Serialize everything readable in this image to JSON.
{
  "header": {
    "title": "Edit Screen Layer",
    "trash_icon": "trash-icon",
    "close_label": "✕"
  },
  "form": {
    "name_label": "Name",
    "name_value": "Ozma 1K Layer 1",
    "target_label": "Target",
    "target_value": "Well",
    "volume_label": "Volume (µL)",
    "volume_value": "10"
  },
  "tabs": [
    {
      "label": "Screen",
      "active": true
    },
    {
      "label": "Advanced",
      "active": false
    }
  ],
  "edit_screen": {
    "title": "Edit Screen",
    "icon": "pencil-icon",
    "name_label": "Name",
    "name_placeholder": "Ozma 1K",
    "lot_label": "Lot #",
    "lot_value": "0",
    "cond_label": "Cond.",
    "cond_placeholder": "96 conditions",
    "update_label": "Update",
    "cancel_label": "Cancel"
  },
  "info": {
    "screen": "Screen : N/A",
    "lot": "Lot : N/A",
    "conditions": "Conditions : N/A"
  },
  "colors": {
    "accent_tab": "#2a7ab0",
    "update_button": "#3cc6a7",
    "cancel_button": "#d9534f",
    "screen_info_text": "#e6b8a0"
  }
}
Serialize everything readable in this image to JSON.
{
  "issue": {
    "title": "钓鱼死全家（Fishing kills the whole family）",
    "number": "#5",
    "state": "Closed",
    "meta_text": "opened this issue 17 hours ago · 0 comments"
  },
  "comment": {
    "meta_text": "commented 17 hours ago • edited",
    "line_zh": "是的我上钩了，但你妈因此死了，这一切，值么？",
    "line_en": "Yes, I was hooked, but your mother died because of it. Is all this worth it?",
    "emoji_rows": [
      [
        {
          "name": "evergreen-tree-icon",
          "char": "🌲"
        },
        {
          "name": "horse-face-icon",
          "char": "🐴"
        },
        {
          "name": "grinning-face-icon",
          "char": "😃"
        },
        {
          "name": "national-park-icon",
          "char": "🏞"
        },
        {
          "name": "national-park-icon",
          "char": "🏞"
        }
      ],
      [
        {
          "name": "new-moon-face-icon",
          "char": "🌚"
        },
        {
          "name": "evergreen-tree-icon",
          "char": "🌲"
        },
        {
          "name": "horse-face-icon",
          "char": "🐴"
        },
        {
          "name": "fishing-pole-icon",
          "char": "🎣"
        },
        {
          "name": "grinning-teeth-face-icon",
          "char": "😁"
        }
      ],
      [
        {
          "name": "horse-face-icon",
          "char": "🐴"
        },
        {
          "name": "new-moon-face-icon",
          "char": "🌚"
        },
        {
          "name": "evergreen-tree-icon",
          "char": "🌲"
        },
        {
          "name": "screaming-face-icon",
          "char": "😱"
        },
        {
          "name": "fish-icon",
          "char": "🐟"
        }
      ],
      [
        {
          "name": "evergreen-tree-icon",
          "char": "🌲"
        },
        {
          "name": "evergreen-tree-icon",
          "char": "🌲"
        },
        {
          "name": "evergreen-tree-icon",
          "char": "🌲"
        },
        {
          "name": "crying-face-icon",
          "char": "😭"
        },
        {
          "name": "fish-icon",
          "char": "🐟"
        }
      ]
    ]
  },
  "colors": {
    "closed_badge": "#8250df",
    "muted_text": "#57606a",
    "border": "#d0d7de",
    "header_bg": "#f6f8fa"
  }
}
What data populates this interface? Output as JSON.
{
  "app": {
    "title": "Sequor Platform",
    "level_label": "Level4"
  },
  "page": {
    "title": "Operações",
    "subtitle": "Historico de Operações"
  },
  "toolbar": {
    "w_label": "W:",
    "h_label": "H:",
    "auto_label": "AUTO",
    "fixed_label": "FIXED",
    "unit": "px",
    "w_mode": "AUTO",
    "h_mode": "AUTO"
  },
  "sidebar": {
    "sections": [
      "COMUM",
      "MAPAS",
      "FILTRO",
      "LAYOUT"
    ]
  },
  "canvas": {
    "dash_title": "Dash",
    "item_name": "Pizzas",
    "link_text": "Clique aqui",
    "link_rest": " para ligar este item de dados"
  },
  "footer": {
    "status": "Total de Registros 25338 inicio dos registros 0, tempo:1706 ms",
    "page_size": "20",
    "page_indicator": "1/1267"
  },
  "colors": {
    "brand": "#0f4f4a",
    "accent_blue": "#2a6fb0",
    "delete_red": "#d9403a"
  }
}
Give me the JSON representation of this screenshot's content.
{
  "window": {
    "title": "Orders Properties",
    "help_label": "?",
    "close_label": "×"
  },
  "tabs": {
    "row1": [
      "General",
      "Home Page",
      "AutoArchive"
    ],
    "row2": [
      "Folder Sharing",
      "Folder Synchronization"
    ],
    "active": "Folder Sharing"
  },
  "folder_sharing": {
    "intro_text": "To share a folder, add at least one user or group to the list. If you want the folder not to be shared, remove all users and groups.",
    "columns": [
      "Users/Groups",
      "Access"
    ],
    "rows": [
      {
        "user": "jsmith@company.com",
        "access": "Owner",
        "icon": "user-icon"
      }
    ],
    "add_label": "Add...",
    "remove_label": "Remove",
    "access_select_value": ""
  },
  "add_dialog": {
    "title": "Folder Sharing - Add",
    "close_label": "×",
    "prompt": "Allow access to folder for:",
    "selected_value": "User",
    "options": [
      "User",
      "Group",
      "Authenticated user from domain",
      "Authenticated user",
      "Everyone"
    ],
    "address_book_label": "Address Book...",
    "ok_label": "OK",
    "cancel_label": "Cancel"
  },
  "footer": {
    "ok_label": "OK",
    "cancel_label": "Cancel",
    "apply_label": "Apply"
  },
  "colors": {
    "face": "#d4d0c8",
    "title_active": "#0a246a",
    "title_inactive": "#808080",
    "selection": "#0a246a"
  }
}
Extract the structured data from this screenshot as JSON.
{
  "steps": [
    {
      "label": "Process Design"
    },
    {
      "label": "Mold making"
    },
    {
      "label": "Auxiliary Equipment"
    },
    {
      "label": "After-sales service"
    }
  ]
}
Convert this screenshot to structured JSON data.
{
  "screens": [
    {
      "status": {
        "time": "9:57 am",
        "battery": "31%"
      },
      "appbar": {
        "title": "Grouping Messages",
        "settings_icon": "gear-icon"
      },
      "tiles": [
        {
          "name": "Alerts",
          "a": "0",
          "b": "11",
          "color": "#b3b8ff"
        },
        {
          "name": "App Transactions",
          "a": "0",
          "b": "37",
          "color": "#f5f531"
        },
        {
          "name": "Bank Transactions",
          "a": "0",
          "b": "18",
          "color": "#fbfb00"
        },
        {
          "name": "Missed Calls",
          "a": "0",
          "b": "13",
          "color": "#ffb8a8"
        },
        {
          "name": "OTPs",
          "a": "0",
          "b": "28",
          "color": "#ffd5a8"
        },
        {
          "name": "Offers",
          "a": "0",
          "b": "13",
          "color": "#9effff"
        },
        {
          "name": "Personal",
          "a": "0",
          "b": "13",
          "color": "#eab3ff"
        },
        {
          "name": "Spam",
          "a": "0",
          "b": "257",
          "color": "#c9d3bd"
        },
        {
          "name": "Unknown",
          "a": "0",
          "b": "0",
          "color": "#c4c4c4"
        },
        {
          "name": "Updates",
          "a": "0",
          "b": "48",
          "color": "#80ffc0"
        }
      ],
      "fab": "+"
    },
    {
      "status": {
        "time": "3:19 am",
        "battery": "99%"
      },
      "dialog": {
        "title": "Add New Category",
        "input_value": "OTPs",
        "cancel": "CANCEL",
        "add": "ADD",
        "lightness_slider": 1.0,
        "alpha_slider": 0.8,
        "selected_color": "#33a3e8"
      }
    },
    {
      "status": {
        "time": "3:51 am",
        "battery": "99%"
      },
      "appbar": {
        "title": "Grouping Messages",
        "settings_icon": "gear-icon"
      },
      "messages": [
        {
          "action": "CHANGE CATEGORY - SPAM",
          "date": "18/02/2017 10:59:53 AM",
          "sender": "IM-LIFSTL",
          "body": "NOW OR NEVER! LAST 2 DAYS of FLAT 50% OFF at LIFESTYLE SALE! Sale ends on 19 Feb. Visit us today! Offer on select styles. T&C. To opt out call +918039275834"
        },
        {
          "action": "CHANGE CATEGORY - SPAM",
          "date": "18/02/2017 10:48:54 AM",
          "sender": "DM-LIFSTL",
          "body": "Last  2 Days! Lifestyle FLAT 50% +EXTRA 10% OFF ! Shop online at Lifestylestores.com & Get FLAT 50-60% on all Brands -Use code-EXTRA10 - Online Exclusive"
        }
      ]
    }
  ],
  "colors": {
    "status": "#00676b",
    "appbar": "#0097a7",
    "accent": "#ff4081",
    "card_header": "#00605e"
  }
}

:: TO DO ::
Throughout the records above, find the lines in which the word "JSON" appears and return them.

:: YOUR SOLUTION ::
Serialize everything readable in this image to JSON.
Serialize everything readable in this image to JSON.
What data populates this interface? Output as JSON.
Give me the JSON representation of this screenshot's content.
Extract the structured data from this screenshot as JSON.
Convert this screenshot to structured JSON data.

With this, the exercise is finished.